Dataset records —

= Beginning of Section =

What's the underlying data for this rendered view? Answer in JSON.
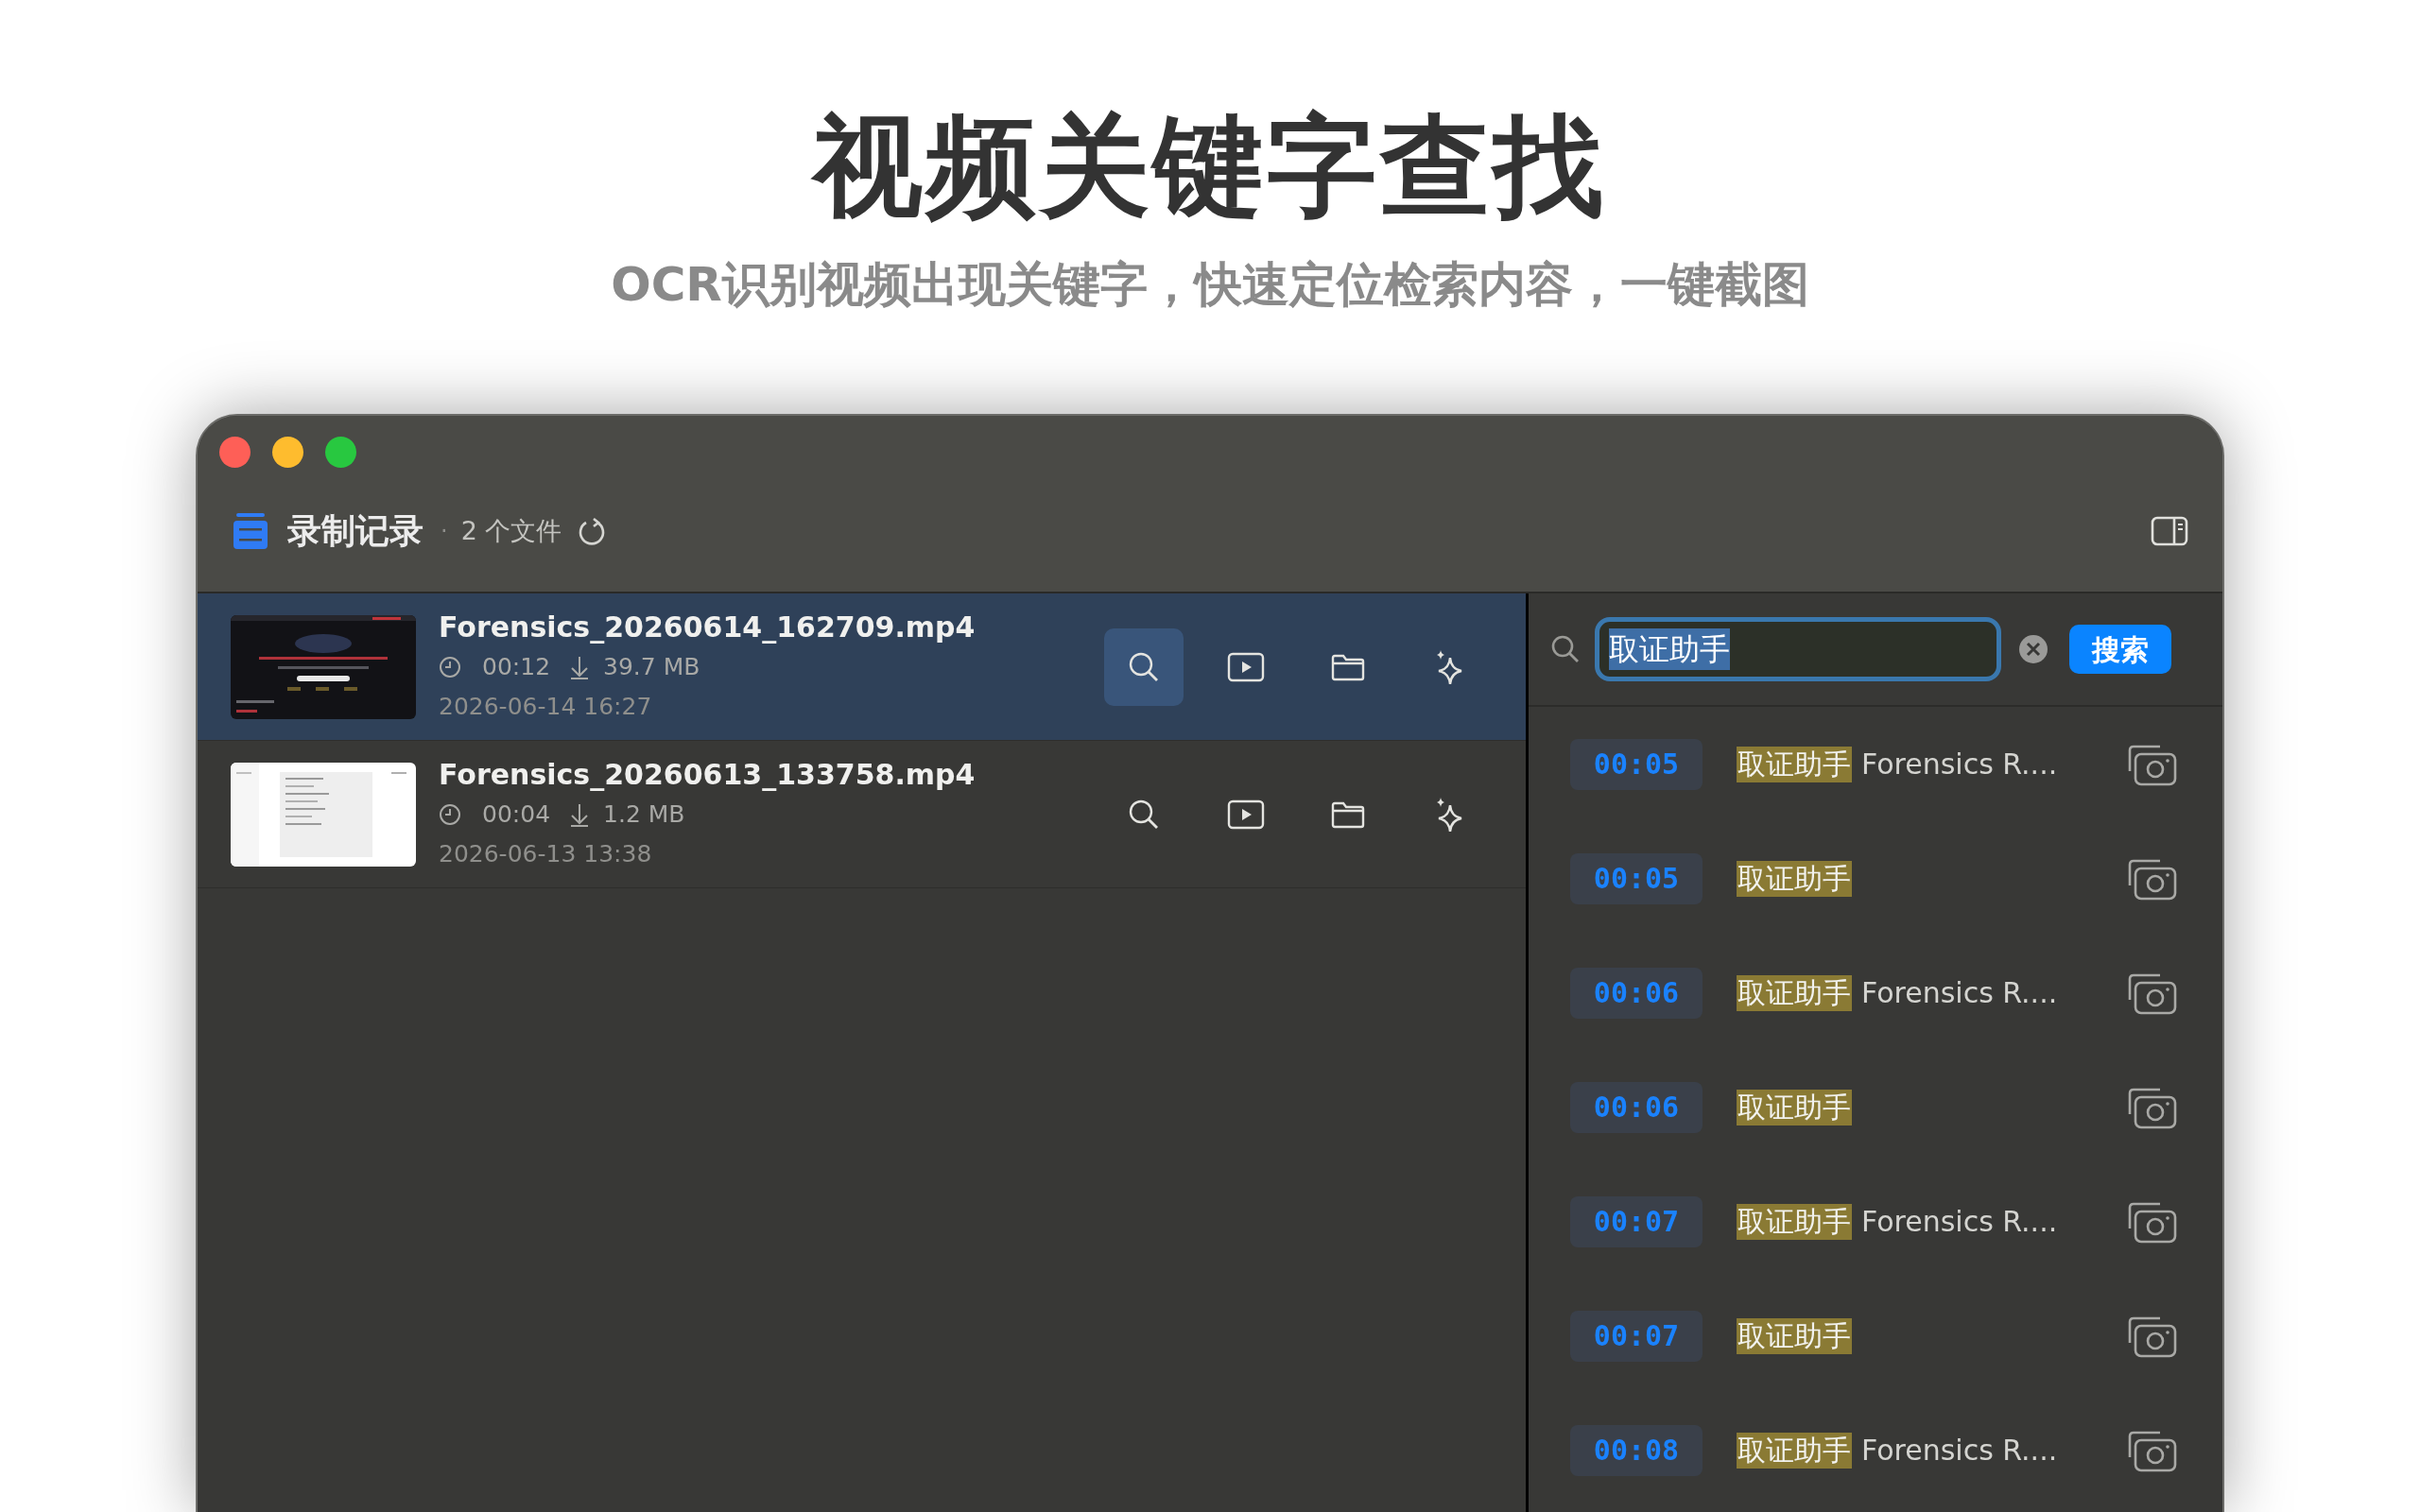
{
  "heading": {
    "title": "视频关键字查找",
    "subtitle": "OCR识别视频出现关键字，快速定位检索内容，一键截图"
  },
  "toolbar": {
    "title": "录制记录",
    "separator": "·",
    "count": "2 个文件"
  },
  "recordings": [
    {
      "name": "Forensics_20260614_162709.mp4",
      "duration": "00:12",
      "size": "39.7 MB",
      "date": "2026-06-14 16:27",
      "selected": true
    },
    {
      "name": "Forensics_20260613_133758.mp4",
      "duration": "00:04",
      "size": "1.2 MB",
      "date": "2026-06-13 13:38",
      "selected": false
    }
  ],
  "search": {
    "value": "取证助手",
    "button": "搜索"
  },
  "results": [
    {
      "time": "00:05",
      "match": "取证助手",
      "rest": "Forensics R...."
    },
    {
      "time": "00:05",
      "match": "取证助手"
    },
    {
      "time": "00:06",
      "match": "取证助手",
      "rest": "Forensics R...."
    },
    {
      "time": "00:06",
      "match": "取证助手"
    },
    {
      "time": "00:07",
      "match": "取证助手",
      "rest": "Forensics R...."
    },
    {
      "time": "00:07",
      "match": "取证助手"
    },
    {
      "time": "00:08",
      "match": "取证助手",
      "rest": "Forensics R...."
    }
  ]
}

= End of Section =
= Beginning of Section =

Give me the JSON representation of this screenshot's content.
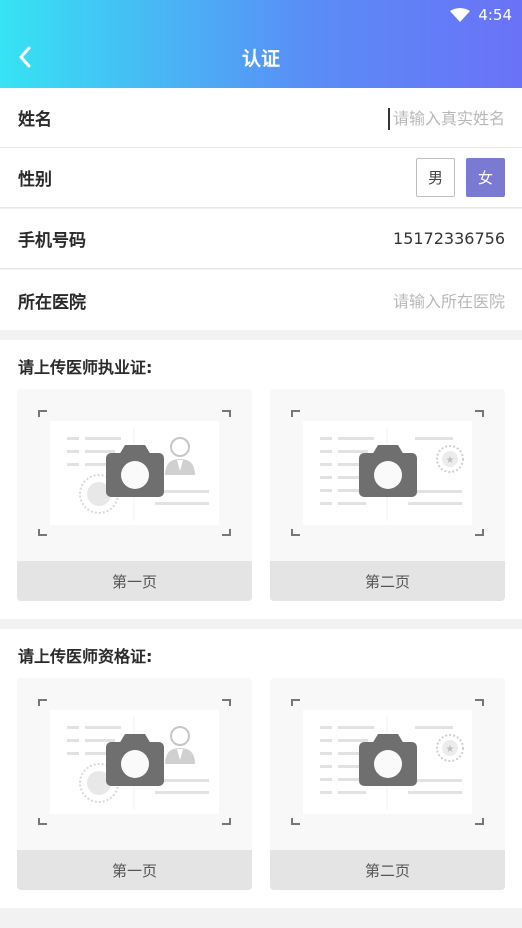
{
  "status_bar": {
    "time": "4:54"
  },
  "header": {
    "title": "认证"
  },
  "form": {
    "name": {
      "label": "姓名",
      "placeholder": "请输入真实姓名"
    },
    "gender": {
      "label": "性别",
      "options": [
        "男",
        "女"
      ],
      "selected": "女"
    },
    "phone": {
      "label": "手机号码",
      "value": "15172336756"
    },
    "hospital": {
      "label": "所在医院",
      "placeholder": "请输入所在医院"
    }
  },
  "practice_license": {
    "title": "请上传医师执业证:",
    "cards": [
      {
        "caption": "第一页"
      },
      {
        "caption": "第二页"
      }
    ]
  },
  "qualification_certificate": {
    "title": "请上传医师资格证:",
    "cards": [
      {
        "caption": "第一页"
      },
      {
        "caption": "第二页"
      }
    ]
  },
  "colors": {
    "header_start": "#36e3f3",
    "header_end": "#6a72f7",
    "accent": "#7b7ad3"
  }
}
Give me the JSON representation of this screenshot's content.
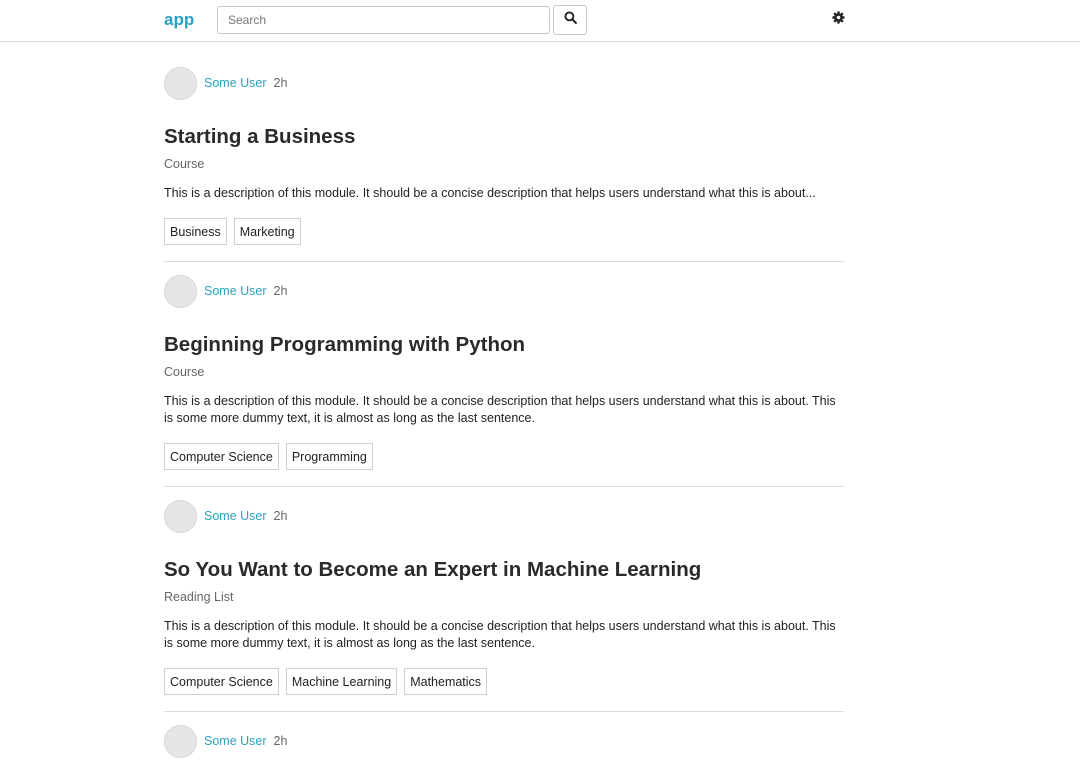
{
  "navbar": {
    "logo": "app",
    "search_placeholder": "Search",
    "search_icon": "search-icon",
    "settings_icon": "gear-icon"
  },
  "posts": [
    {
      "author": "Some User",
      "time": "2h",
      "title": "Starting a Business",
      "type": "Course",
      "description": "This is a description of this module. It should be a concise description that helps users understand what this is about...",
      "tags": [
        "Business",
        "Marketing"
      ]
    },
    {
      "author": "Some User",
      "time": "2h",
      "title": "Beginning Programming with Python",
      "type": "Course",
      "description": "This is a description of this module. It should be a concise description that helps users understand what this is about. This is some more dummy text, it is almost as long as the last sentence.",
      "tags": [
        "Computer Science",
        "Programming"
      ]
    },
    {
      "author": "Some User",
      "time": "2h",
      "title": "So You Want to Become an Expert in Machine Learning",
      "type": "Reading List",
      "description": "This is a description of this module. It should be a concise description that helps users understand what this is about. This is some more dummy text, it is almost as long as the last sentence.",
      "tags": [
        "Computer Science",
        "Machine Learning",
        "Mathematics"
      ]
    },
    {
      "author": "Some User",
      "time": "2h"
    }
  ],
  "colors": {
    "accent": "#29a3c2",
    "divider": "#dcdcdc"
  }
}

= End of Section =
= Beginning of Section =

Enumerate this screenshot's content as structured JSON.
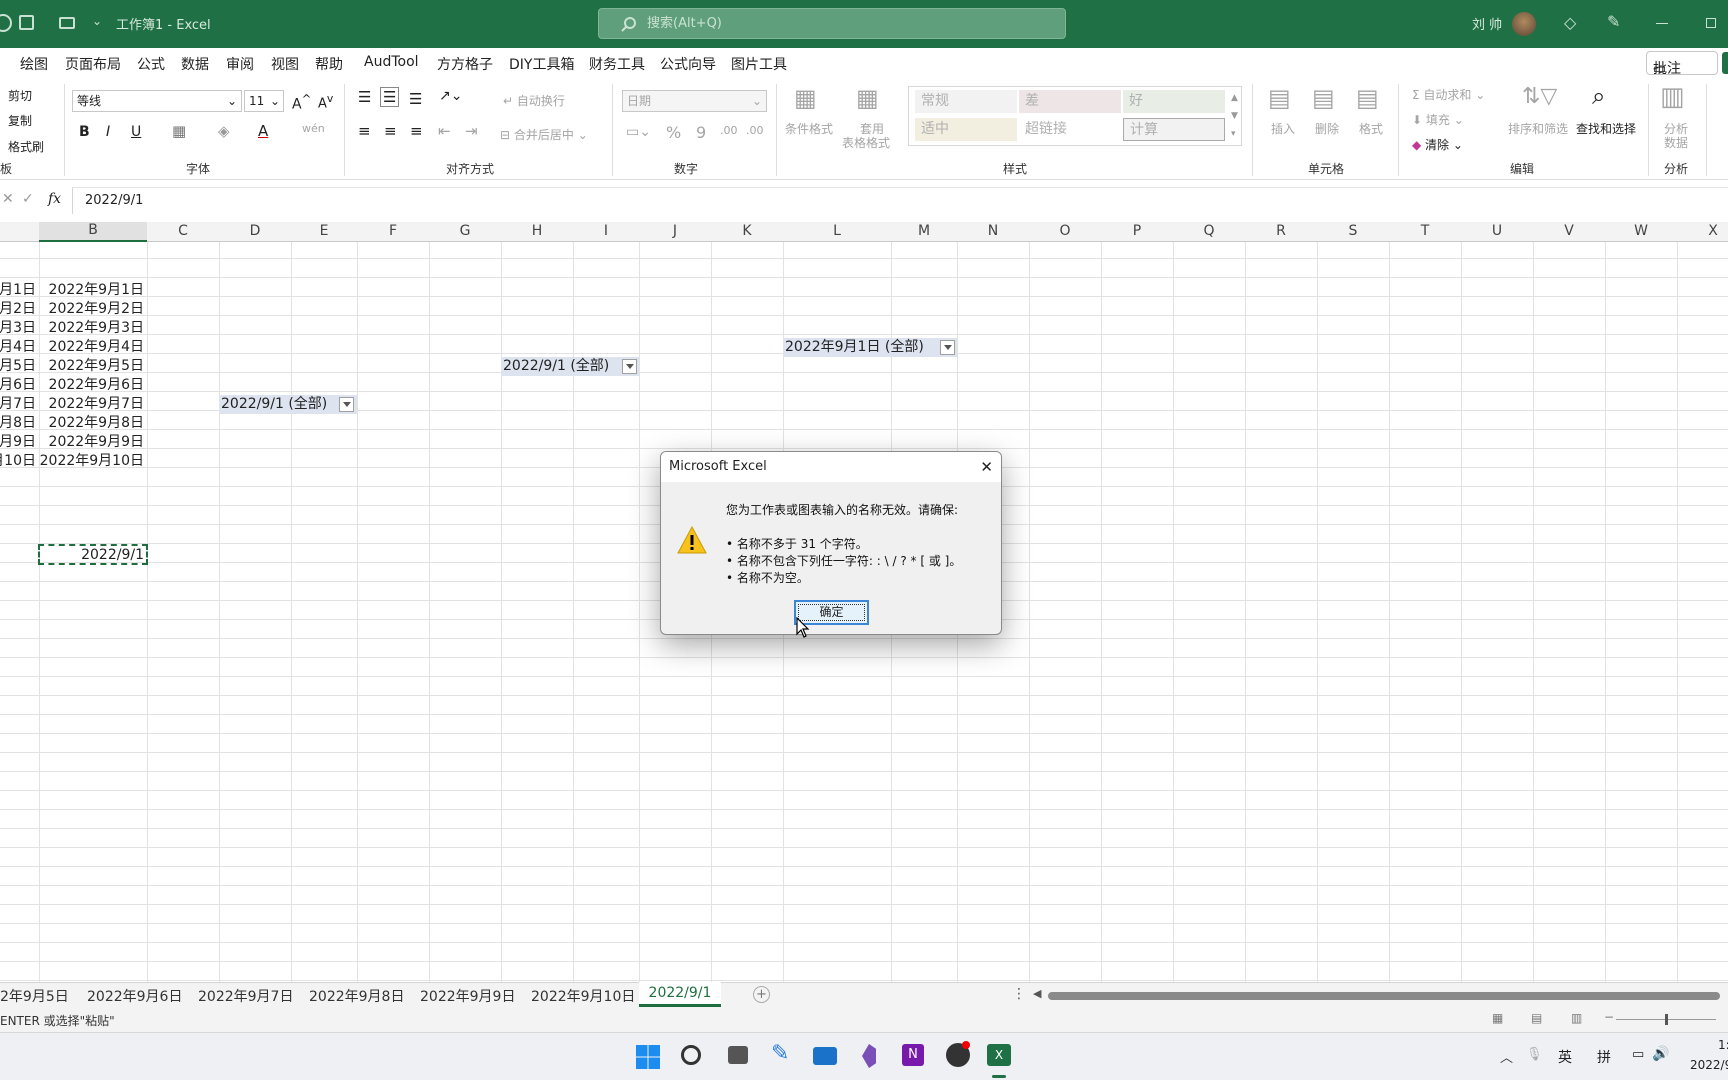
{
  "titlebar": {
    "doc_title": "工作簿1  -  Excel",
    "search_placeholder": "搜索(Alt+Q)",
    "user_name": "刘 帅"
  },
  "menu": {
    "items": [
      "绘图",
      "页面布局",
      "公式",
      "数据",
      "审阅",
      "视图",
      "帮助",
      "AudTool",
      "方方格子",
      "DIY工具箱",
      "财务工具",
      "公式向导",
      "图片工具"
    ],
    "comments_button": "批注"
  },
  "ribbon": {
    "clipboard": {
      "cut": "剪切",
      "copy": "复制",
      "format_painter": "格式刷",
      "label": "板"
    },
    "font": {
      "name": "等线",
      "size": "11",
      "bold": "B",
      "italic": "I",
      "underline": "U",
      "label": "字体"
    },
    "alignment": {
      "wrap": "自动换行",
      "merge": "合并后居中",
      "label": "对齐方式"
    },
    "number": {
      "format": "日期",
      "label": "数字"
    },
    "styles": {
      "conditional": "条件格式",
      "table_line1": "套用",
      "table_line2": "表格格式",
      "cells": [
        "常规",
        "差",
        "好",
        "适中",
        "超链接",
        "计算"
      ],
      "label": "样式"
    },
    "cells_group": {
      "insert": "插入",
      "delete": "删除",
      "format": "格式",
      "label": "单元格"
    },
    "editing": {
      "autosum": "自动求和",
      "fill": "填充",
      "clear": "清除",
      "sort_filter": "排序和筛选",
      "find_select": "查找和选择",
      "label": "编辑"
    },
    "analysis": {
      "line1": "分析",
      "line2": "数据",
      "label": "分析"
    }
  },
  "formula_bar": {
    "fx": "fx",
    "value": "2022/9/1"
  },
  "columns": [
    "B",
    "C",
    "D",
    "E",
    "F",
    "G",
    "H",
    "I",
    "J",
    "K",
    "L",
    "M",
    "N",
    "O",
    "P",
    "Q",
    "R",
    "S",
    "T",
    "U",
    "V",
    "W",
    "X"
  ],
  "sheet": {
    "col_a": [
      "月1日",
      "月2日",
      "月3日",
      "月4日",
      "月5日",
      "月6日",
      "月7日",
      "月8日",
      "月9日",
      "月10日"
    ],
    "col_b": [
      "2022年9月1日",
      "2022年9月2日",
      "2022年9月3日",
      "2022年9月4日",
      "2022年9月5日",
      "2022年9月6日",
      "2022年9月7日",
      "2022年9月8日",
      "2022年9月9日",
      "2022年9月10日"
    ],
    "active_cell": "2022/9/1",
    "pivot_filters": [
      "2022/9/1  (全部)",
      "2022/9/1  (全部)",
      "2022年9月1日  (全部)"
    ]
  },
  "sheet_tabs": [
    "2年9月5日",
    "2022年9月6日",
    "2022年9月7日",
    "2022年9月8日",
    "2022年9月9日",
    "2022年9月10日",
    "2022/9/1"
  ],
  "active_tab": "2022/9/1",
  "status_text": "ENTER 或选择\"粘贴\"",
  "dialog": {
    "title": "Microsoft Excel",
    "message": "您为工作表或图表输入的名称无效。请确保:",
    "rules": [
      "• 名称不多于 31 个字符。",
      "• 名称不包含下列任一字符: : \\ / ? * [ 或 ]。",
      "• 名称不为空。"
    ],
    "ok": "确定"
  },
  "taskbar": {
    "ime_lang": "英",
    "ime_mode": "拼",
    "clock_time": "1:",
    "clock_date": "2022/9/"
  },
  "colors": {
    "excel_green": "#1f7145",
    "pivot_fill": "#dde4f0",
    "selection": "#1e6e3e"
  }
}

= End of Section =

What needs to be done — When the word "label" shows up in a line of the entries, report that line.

Final answer —
      "label": "姓名",
      "label": "性别",
      "label": "手机号码",
      "label": "所在医院",
      "label": "板"
      "label": "字体"
      "label": "对齐方式"
      "label": "数字"
      "label": "样式"
      "label": "单元格"
      "label": "编辑"
      "label": "分析"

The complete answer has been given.